Over the years, Sally Ride Science created acclaimed STEM programs that reached students and educators across the country. The company hosted more than 100 science festivals, published 90 science books for upper elementary and middle school students, and trained hundreds of educators on how to incorporate diverse role models into science lessons.
Sally Ride Science also ran two NASA educational outreach programs. Sally Ride EarthKAM, founded by Sally in 1994, lets students request images of Earth from a camera on the International Space Station. GRAIL MoonKAM allowed students to capture photos of the lunar surface from cameras on twin satellites orbiting the Moon.
During these years, Sally played a key role in the emerging national conversation on the importance of diversity and inclusion in science education and careers. She was also an influential voice in space policy. She served as a member of the President’s Committee of Advisors on Science and Technology and the National Research Council’s Space Studies Board, as well as the boards of the Congressional Office of Technology Assessment, the Carnegie Institution of Washington and the California Institute of Technology.
Sally died on July 23, 2012, after a 17-month battle with pancreatic cancer. Three years later, Sally Ride Science found a new home at UC San Diego, with Tam serving as executive director.
Sally received many honors during her life, including induction into the Astronaut Hall of Fame, the National Women’s Hall of Fame and the Aviation Hall of Fame. She also received the Jefferson Award for Public Service, the Lindbergh Eagle and the NCAA’s Theodore Roosevelt Award. She was twice awarded the NASA Space Flight Medal, and in 2012 she was honored with the National Space Grant Distinguished Service Award.
Following her death, Sally and another pioneering astronaut, Neil Armstrong, received the Space Foundation’s 2013 General James E. Hill Lifetime Space Achievement Award. Also in 2013, the Stanford School of Engineering named Sally a Stanford Engineering Hero. In 2014, Women in Aviation International (WAI) inducted her into its International Pioneer Hall of Fame.
A year after Sally’s death, President Barack Obama awarded her the nation’s highest civilian honor, the Presidential Medal of Freedom, which was accepted by Tam. Obama said during the award ceremony, “As the first American woman in space, Sally did not just break the stratospheric glass ceiling, she blasted through it. And when she came back to Earth, she devoted her life to helping girls excel in fields like math, science and engineering.”
In 2016, the Navy commissioned a state-of-the-art research vessel named for Sally. The R/V Sally Ride, operated by Scripps Institution of Oceanography at UC San Diego, sails around the world on expeditions to study the health of the oceans and the impact of climate change. In 2018, the U.S. Postal Service honored Sally with a Forever stamp. And in 2019, Stanford University renamed a student housing complex Sally Ride House.

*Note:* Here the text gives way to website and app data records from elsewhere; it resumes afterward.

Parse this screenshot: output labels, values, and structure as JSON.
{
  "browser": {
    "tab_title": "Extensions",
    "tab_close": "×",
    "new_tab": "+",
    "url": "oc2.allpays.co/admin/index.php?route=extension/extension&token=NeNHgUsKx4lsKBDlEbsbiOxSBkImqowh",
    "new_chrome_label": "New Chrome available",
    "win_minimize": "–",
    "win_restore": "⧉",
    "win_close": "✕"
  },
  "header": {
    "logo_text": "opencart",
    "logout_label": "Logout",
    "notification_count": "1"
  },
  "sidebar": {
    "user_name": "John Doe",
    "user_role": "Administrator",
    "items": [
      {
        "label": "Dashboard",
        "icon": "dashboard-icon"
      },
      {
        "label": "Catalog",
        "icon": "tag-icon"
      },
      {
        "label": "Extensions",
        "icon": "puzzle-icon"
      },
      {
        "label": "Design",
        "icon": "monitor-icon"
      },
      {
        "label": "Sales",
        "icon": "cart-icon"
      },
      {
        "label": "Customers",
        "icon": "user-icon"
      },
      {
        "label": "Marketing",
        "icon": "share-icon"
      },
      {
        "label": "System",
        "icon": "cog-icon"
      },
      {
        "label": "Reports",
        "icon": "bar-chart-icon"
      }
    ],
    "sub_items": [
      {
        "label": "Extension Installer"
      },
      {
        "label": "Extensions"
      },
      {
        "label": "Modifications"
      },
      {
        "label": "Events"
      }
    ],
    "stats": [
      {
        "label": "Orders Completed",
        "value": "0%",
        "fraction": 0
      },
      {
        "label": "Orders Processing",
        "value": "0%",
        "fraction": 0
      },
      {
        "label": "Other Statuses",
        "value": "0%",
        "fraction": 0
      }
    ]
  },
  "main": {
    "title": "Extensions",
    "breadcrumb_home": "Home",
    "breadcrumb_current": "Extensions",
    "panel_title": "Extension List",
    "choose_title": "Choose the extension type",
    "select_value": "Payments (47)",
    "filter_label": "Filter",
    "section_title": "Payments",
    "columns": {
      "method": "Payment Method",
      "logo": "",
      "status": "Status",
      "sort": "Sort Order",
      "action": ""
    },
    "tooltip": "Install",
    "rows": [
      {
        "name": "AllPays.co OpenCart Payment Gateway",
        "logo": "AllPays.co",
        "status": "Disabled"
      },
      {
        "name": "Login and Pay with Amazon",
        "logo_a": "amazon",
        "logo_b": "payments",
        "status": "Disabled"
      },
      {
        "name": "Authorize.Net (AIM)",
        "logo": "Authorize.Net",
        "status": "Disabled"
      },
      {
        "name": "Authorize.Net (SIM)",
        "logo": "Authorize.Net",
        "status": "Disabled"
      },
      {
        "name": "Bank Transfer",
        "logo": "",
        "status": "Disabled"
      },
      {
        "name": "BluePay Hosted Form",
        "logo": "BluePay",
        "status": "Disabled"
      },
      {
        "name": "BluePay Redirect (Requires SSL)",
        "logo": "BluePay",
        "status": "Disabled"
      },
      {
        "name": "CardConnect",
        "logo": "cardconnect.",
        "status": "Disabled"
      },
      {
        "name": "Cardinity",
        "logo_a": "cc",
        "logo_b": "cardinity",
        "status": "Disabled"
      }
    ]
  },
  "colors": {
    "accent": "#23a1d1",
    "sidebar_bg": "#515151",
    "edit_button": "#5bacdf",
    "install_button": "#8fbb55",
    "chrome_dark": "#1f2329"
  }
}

In 2021, the U.S. Mint announced that Sally would be among the first five women honored under the American Women Quarters Program. The new Sally Ride quarter features George Washington on the “heads” side and Sally on the reverse side.